The Secret Teacher: ‘Those who can’t, teach – that’s what my da says’

Passive learning no longer applies – it’s all about engaging learners now

“Those who can’t, teach,” offers Ruairí. “That’s what my dad says, anyway.” Ruairí is the self-appointed guidance counsellor in my transition year group.

“Is your dad Man or Superman?”

Blank faces all round.

I suggest they research the original quote from the George Bernard Shaw play, knowing some will, some won’t, but that my reply has stimulated them to think; 21st-century classrooms are all about engaging the learners. The authoritarian, teacher-centred model of 20th-century Ireland is fast becoming obsolete other than in anecdote.


Passive learners should live on only in the memory of those who were in classrooms then. Active learning is where it’s at now – in theory anyway.

I wonder if it occurred to Ruairí to ask his dad where he had heard that quote. Curiosity makes new doors and possibilities visible to learners. In active learning, it’s the learner that must be active. Observing all kinds of learners in my career so far has taught me a successful formula for active learning.


First it involves careful listening so that the initial contact with a new concept, word or approach increases the learner’s awareness. Engagement with it is what produces understanding, something more solid and longer lasting.

Assessing the possibilities for application of that new learning is a skill in itself. A simple example of this is any new word or expression that we learn.

A particular bugbear of mine is when people say “I resonate with that”. I have not heard this in my classroom, it’s a real-world adult example. Awareness of the word “resonate” which has not been followed by engagement in how exactly it is used has led to its inaccurate application. Mere imitation is simple and human, but in our current climate of skim reading, it is critically important to know how to apply new knowledge.

Did Ruairí’s dad even know those words were a quotation from a play, or know the sentence immediately before them? Ruairí evidently didn’t, so what a world of learning remains for them both to explore if they actively engage in it!

Active learning must also include responding. Teachers exhaust themselves performing for the duration of lessons, which simply conditions the pupils to permanent passivity. Lessons which are devoid of active responses produce little evidence of learning. Such evidence will be required in formal assessment, and we are doing our learners a disservice if we only allow them to respond during formal assessment. What a shock to the system that will be!

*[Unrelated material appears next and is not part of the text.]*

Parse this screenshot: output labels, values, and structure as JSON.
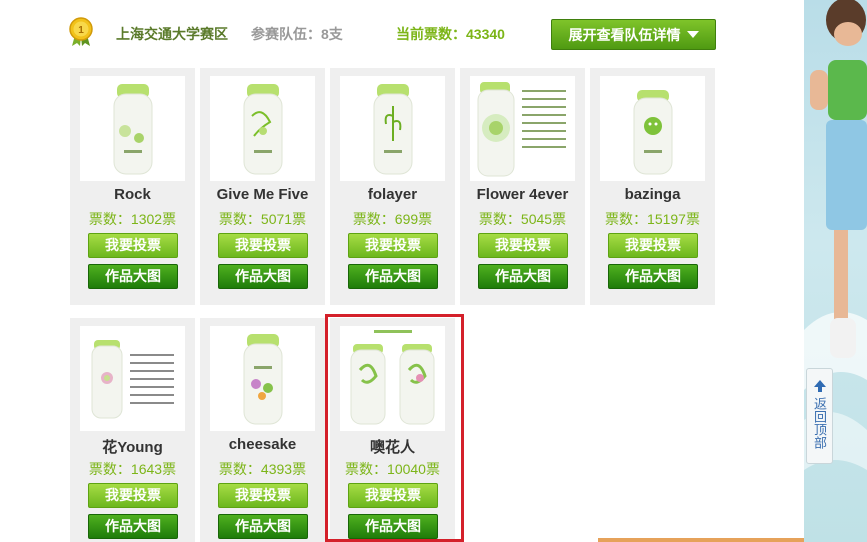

Active learning also involves navigating one’s own choices. Spoon-feeding never nourishes active learners so that they make real progress. Subject choices at second level and course options for third level are decisions it is entirely reasonable to expect a student to take the lead on.

It’s not about pushing them to premature independence, but about ensuring that the experience of having to choose between options feels natural during their formative years. It is a feature of life that we can withhold from them for too long and with alarming consequences.

Denying young people opportunities to respond and navigate their own decision-making can contribute heavily to their stress levels. They pick up on what everyone else wants and expects, whether peers, parents, teachers or siblings. The weight of varying, perhaps even conflicting expectations, combined with an absence of the skills required to move forward, inevitably creates a strain on their mental health.

A further strain comes from the fact that our learners are exposed to all kinds of teachers, and may therefore get mixed messages about what is expected of them. At second level, the newly-qualified teacher and the soon-to-retire teacher will have trained under very different schools of thought. Many qualified with Junior Cycle reform as a fixed feature, while others resented its introduction, and resisted or even sabotaged it.

Our attitude as teachers towards new initiatives directly relates to a learner’s experience of them. This requires a courageous conversation I don’t see anyone calling for. What we do in the classroom is not about us or our opinions, but about what we can do to best serve our students.

There is much to compensate for, after all. The OECD Education at a Glance 2019 report provides concrete data on 21st century education. We learned that Ireland ranks lowest of all OECD countries for investment in education. As teachers, we aren’t indulged when it comes to financially prioritising what we do. Despite this, our students shine. According to the same report Irish young people rank among the world’s most educated. They topped the poll in Europe and came fourth globally. We are clearly getting a huge amount right in our classrooms. Teachers are evidently going above and beyond for their students. What we are doing obviously “resonates” with them!

The fact that both educators and learners are doing the best they can with the tools they have merits greater recognition. However discouraging it may sound, and however shortsighted and unjust it may be, perhaps investment is unlikely to increase precisely because we are performing so well without it. The fact that teachers know Ireland ranks lowest for investment needs balancing out with appropriate acknowledgement that we perform well despite that. This could help to prevent any drop in morale.

High morale in a staffroom means a good level of joy and confidence in what we are doing in our classrooms, with all the attendant levels of naturally good discipline and behaviour. Is this realistic? I would maintain that it is. Not that we need to become supermen or superwomen, but that we are able to work well with classes full of active learners.